Have you faced any particular obstacles on your journey?

Yes, some family members expressed that having a preventative mastectomy was too extreme and would be something I’d regret. Another challenge was that I decided to undergo IVF in order to prevent passing on my mutation to my daughter. I am so grateful that I had the privilege of doing this, but there are ethical considerations that made some friends and family members question my decision. Also, the IVF process itself was challenging at times because of all of the injections, doctors’ appointments, and my outside obligations at home and at work. 

How have your experiences impacted your family or your community? 

I’ve served as a resource to family members and others who’ve had questions about my (excellent) doctors and what it feels like to have undergone a double mastectomy without a cancer diagnosis and having two young kids at home. It has allowed me to be vulnerable in a way that I never expected. Although I wish I didn’t have this mutation, it has connected me to some wonderful people whom I wouldn’t have met otherwise and has allowed me to be more intentional about enjoying the present moment. 

Why is sharing your experience important to you?

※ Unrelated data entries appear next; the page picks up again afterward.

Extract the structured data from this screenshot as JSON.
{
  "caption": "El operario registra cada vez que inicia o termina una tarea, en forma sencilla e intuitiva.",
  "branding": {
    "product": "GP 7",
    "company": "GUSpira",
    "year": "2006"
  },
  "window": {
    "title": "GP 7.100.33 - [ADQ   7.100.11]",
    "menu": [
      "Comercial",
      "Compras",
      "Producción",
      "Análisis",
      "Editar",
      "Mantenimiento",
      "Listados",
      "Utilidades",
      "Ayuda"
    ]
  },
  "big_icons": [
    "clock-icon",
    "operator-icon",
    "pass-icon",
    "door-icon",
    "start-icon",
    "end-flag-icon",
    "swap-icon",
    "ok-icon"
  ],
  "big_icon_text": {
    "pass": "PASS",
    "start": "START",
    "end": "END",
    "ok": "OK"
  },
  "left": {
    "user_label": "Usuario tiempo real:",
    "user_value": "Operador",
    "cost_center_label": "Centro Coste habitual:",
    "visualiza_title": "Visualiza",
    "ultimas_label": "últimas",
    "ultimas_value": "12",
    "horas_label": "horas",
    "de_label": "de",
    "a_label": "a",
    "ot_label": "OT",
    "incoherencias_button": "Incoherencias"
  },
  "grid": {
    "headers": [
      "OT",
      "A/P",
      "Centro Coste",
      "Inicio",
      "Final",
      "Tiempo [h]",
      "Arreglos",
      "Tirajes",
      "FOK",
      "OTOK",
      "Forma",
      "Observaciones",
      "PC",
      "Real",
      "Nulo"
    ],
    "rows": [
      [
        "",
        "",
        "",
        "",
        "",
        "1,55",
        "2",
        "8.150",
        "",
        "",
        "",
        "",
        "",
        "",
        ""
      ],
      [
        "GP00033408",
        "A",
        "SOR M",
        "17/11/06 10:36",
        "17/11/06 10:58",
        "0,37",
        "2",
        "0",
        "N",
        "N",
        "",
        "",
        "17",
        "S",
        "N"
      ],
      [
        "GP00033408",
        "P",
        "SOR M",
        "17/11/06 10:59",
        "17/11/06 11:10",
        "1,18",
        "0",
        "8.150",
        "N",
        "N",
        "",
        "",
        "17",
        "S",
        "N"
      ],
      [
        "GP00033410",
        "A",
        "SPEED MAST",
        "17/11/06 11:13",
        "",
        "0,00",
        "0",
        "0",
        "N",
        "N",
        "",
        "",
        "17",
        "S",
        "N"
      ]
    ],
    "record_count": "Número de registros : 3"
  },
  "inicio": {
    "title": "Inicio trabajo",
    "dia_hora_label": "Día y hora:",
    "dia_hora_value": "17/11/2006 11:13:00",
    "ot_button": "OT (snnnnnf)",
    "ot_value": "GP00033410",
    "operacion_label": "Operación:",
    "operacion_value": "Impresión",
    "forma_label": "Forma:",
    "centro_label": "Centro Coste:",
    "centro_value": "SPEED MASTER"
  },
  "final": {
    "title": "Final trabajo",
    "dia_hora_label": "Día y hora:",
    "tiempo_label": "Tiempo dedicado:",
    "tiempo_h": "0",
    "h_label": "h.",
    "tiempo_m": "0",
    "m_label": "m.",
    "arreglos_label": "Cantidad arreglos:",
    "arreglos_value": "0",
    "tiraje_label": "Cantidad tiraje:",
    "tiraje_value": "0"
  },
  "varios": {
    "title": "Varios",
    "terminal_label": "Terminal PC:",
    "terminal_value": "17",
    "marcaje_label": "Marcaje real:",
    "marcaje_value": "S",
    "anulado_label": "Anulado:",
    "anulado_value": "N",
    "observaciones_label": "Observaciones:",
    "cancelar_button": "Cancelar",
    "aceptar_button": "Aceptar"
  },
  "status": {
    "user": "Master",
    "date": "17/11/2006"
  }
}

Because knowledge is power, and this type of information can help improve and possibly save lives. 

Anyone can have a BRCA1 or BRCA2 gene mutation. Take a quiz to learn your risk.

Learn more about the Basser Center's LATINO & BRCA initiative to help raise awareness, provide education and resources, and build community for the U.S. Latino community around BRCA-related cancers.

Opinions of the Basser Young Leadership Council members are their own personal opinions and do not necessarily represent those of the Basser Center.